work keeping these people from their homes. While the former residents here
certainly are poor, 80% own these homes. It will be interesting to visit the
Lower Ninth ward five years from now and see if it's filled with luxury
condos and white faces. To borrow from Buffalo Springfield: Looks like
there's a 'land grab' happening here, and what we should do ain't exactly
clear.

Later - Jon

(From Wednesday 3/1/06)
My final day is Tuesday and there are heartfelt goodbyes to new and deep
friends. Not the least of these is an adorable puppy named 'Roscoe'. I have
stayed at Malik Rahim's house for four days, sleeping in the garage on a cot
with three or four other volunteers. The garage is now setup as a new office
complete with the donated computers I brought from Oregon. This garage is
the first distribution center of Common Ground Relief. CGR was started by
Malik
 link to 64.233.161.104 )
and two white guys who were stranded in New Orleans, Scott Crow and Brandon
Darby,
 http://www.infoshop.org/inews/article.php?story=2006021717595192 ) both of
whom slept on Malik's front porch, armed and prepared to defend Malik from
the gangs of vigilantes who were roaming the city carrying out the
Governor's 'Shoot to Kill' order of suspected looters. Scott and Brandon
were able to prove (at least to themselves) that the dusk to dawn curfew was
actually aimed at African Americans; they were able to travel at will-24
hours a day-to scrounge up whatever supplies they needed. Within two days,
Malik's garage and front yard were packed with water bottles and canned food
for neighbors who were stranded in their homes, unable to pass the
barricades setup by law enforcement and vigilante groups.



As I leave, I reflect upon my newfound knowledge that between 17 and 19
known 'looters' were shot to death and left where they died for days and
days. There is also an unsubstantiated rumor that 400 bodies-suspected
victims of vigilantes or law enforcement-are stored in the morgue for fear
that the murders will become publicly known.

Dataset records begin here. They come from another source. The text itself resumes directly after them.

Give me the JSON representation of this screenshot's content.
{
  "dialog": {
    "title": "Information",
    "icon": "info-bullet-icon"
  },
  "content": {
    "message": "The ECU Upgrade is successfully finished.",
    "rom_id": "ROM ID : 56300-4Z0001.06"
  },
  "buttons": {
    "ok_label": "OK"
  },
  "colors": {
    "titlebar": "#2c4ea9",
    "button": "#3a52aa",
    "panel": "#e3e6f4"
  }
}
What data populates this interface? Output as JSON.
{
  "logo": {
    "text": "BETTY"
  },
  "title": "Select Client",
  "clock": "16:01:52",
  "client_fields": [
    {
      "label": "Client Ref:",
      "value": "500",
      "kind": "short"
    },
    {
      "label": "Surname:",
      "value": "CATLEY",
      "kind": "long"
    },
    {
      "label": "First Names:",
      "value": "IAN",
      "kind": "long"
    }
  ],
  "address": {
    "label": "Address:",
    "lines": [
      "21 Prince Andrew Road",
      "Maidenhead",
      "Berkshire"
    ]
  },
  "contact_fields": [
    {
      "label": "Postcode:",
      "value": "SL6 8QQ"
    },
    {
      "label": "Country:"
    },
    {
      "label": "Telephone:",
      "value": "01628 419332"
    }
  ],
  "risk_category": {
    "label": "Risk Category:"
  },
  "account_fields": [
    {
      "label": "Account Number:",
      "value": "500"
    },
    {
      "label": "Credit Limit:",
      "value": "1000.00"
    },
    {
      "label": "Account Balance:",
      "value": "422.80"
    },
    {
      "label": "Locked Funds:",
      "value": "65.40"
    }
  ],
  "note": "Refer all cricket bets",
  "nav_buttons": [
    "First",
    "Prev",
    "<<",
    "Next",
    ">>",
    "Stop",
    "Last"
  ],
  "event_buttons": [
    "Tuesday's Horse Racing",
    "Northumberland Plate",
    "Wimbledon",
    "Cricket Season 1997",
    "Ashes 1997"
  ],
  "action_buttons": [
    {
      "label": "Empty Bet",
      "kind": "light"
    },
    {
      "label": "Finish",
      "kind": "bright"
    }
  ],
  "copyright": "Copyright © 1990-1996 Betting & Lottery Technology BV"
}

The local TV news ran a story while I was there about a City Council man
trying to pass a measure that residents of the New Orleans housing projects
not be allowed to return to unless they prove they have continuing
employment or willingness to engage in job training. Houston, Texas city
representatives are livid, pointing out that they made no stipulations about
whom they would take in during the evacuation and now that it's time to send
residents back, they want New Orleans to honor its commitment. I videotaped
a 60 minute interview myself and some students from Vermont conducted with
Malik and, hopefully, I can get some help to produce a mini-documentary for
RVTV.

Maybe the political and racial stories I was immersed in were exaggerated or
made up, but the fact remains there is a tremendous amount of work left to
be done in New Orleans. There remains a need for more computers and a need
for more volunteers to gut houses and, who knows, maybe direct some traffic.
Let's all encourage our friends to take the 'vacation of a lifetime' that I
had and keep up the good work.

I want to express my deepest thanks to all who made this trip possible for
me - together we did a great thing and our efforts will be remembered in New
Orleans for a long time to come.

Thank you all, Jon.

homepage: homepage: http://jondowd.com/nola/sat/